Jimmy and Glenn separate to go to different colleges- Jimmy to a rundown liberal arts school and Glenn to the prestigious Francis Crick Academy. They are in and out of touch for the next several years. After Jimmy learns of his mother’s death, he falls into a depression, questioning his mediocre job in advertising, his numerous casual relationships, and even his premature hair loss. Glenn, now referring to himself as Crake, visits him to offer a job marketing his latest drug. Further trouble ensues when they fall in love with the same woman, Oryx. It becomes obvious to Jimmy that something is being planned, but the full extent still shocks him.

Like many other sci-fi novels, this book will blow you away with its attention to detail. Jimmy, self-described as ‘not a math person’, doesn’t fit in with his father’s (and Crake’s) scientific background. He studies a watered-down version of the now neglected humanities in college, and though his degree is looked down upon, it allows him to critically evaluate the world-building plans of the scientists. His skills at rhetoric also stand him in good stead as the plot progresses.
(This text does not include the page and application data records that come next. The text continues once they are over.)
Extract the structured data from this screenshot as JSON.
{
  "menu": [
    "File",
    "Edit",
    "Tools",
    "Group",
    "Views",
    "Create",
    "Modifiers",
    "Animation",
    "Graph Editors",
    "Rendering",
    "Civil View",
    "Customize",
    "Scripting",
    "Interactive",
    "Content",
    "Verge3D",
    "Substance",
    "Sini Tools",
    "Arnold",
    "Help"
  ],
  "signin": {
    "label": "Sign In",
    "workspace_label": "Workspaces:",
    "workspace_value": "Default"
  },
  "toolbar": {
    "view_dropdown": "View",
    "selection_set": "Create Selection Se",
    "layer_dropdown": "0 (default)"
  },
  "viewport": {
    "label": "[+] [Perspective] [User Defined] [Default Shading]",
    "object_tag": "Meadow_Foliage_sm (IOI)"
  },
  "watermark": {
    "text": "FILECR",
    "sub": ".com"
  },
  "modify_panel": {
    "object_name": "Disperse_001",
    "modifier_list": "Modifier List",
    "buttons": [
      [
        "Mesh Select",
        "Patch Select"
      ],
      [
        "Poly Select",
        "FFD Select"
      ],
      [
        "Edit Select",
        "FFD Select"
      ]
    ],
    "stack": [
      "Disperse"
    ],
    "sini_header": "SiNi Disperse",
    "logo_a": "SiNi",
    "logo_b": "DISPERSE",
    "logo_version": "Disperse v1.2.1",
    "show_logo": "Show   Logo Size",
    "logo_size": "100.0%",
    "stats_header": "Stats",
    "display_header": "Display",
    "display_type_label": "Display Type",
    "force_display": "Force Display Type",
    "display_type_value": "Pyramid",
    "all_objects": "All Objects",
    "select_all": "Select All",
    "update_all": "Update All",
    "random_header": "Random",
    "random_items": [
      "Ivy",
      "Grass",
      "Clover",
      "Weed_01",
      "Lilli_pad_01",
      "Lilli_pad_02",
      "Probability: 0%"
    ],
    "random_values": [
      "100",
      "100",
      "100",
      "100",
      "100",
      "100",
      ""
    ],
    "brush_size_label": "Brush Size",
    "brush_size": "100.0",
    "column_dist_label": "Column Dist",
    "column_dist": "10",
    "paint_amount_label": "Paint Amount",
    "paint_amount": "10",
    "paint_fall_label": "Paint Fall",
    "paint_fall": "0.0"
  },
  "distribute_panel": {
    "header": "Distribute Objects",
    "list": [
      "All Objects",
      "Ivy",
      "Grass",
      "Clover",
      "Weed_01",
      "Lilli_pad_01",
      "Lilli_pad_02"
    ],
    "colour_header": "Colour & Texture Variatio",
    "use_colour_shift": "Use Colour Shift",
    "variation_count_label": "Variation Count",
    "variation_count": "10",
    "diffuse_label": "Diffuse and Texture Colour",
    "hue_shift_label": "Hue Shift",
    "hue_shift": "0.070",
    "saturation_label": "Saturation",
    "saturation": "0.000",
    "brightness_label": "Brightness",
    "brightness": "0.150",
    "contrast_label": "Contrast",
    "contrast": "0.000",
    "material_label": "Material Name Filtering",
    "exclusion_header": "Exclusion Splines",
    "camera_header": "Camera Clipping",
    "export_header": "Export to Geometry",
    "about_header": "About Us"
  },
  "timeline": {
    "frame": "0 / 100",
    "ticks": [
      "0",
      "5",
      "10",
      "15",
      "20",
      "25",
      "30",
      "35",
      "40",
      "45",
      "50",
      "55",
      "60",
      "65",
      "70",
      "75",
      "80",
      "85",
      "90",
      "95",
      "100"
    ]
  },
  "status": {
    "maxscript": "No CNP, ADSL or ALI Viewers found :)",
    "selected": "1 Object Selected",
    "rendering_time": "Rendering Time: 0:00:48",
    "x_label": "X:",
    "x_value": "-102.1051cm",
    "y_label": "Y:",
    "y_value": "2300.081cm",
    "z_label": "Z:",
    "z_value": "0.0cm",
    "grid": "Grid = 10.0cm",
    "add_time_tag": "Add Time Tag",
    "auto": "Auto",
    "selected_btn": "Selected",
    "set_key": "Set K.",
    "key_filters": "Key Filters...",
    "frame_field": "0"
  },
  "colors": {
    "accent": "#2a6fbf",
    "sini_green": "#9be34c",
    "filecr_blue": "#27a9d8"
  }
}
The genetically modified creatures have some neat features, like insect repellent scents.

And the drawbacks. This is book one of the MaddAddam trilogy, and feels very much like a prequel. The ending is more a cliffhanger than an ambiguous climax and that annoyed me a little bit. Jimmy’s mother is a two dimensional character, despite having an interesting point of view that could have been elaborated. In fact, most of the female characters in sci-fi are strange to say the least- the wives in Fahrenheit 451 and Do Androids Dream of Electric Sheep are also pointlessly neurotic. Just saying, it seems like a weird literary trope.

3.5/5, and I’m definitely going to check out the rest of the series. If you liked Oryx and Crake, try reading some Robin Cook for more medical mayhem.

One small step for SciFi, one giant leap for engineers

This is my review of The Martian by Andy Weir.

Let’s talk about the representation of different professions in pop culture.

Lawyers- Boston Legal, Suits, The Practice

Doctors- House, Scrubs, Grey’s Anatomy, and those old hospital soaps (one of which had George Clooney)

Psychic detectives (and this isn’t even a profession)- Psych, The Mentalist, Dexter (sort of)

Billionaire industrialists- Batman, Iron Man

Advertising- Mad Men, wasn’t Chandler in F.R.I.E.N.D.S also in advertising?

Chefs- Masterchef, ’nuff said

Engineers- Uh, Dilbert?

We live in an age where astrophysics is a more sexy profession than engineering. Luckily, the huge popularity of The Martian could change that. Not that my engineering degree equipped me to repair NASA-designed high technology equipment on the surface of Mars….

This story is about Mark Watney, astronaut/botanist/mechanical engineer, who is left for dead on Mars by his crew. Turns out he wasn’t dead, and needs to use his wits and engineering superpowers to survive on an inhospitable planet until help arrives.

I’m one of those weirdos who loves sci-fi but not fantasy, and this book is just about perfect. Weir has clearly done his research- the book gives the right level of technical detail without becoming heavy or boring. Mark’s tone is humourous and witty and the plot moves at a consistently quick pace. The only complaint I had was that it reads like a movie plot; not an flowery adjective or wasted word to be found. Could be a plus too, if you like no-nonsense narrative.

This book is a solid 4.5/5. Read it if you’re a fan of the Hitchhiker’s series, or sci-fi/comedy in general.

Live another sol!